Still, American attitudes, business practices, and slavery shocked the author, and as a writer who explored and relished dark stories, that is significant to note.
In the end, Dickens seemed to semi-reconcile with America, visiting the country again during his final years. It might be a stretch to say that Dickens or his writing strongly influenced any particular American cause related to the Civil War.
Or at least the fields where his literary fans had fought and died.Charles John Huffam Dickens 7 February – 9 June Page 1 Charles Dickens is generally considered the greatest novelist of the During his lifetime, his works enjoyed 19th century.
unprecedented fame, and they remain popular to this. Charles Dickens who was one of the most successful English novelists of the Victorian era was actually called as Charles John Huffam Dickens in full.
His works revolutionized the world of English literature in a unique way, with some subtle strokes of. CHAPTER XIII. But we are now, alas, nearing the point where the "rapid" of Dickens' life began to "shoot to its fall." The year , during which he partly wrote "Our Mutual Friend," was a fatal one in his career.
Charles Dickens was one of the most influential writers of the time, his novel “Hard Times”, as the rest of his works, is vivid examples of what realistic novels would be like.
The novel Hard Times by Charles Dickens is a fictitious glimpse into the lives of various classes of English people that live in a town named Coketown during the. A selection of videos on the life, locations and works of Charles Dickens. A round-up of some interesting videos to enhance your knowledge of him.

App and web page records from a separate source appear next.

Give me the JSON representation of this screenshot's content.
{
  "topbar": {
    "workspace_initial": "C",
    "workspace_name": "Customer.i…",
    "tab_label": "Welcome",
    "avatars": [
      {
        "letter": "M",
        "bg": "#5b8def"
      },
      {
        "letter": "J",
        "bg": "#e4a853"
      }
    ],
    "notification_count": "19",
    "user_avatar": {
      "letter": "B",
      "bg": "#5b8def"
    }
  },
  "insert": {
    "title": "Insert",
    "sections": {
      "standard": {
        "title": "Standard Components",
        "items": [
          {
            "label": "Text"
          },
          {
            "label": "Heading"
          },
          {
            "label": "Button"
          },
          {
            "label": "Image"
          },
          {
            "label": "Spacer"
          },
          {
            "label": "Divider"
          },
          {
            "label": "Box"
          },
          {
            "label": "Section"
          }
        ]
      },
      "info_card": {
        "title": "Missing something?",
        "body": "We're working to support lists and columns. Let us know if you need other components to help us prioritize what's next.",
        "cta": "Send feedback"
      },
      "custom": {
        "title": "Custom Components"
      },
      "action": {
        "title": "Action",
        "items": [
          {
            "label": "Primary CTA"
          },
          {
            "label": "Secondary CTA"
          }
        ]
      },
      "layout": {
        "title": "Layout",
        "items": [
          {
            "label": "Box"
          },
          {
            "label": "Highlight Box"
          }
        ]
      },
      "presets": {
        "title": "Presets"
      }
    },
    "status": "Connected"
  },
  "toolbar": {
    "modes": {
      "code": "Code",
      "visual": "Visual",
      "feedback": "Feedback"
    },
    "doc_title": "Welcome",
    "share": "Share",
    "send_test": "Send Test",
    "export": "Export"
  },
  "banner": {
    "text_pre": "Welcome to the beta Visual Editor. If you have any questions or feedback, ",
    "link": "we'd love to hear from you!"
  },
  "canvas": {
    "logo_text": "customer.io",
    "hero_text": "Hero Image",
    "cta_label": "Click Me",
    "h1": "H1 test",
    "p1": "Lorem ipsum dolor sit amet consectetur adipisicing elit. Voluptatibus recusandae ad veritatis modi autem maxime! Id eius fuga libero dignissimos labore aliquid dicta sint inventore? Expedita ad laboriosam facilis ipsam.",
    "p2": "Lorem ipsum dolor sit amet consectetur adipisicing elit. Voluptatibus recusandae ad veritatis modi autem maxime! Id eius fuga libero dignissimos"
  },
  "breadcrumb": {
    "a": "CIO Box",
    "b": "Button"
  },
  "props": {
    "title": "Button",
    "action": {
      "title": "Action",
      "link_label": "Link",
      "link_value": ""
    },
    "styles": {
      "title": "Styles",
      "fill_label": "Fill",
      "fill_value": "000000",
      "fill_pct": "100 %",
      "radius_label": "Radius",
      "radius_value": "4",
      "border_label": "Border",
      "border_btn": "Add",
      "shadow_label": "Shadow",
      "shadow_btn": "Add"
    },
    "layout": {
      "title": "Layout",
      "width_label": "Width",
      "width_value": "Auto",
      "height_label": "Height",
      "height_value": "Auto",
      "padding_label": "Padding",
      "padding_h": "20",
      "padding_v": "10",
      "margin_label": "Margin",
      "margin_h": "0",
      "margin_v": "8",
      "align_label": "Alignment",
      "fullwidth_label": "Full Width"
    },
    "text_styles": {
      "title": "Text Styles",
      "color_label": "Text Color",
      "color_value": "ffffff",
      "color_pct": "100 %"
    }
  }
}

In modern-day America, orphanages are a thing of the past. Due to the emergence of foster care, the expansion of welfare, and an overall increase in life expectancy, orphanages are now seen to .